**Supplied data:**
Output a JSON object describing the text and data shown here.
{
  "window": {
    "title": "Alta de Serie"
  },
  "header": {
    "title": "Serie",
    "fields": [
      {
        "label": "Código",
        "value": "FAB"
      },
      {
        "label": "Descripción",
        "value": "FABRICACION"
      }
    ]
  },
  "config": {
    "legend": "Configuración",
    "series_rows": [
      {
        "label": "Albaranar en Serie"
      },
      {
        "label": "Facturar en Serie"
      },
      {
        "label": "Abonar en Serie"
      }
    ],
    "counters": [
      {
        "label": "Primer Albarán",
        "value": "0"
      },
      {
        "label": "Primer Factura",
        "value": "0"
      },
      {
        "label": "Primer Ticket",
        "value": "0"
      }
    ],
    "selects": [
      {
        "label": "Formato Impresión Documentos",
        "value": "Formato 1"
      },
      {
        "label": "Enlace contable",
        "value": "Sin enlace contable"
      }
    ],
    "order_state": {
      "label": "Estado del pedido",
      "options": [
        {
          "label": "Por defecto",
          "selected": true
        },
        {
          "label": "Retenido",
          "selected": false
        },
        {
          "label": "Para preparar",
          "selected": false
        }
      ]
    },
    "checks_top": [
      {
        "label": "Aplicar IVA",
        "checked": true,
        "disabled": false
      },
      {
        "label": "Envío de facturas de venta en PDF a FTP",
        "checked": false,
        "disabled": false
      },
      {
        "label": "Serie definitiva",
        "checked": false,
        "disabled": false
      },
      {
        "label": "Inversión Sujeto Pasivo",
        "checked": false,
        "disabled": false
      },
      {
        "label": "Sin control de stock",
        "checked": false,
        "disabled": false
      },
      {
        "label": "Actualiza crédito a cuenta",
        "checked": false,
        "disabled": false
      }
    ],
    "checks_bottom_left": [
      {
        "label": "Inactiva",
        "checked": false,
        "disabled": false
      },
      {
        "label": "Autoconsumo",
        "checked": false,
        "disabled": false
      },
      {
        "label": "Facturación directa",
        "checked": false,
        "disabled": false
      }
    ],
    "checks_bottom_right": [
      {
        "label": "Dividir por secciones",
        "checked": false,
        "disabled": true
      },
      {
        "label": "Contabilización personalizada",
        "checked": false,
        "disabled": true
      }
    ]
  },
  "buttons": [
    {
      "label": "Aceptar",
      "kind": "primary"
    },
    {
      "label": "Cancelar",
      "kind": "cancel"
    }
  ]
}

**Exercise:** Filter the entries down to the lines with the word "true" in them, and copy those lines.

**Exercise output:**
          "selected": true
        "checked": true,
        "disabled": true
        "disabled": true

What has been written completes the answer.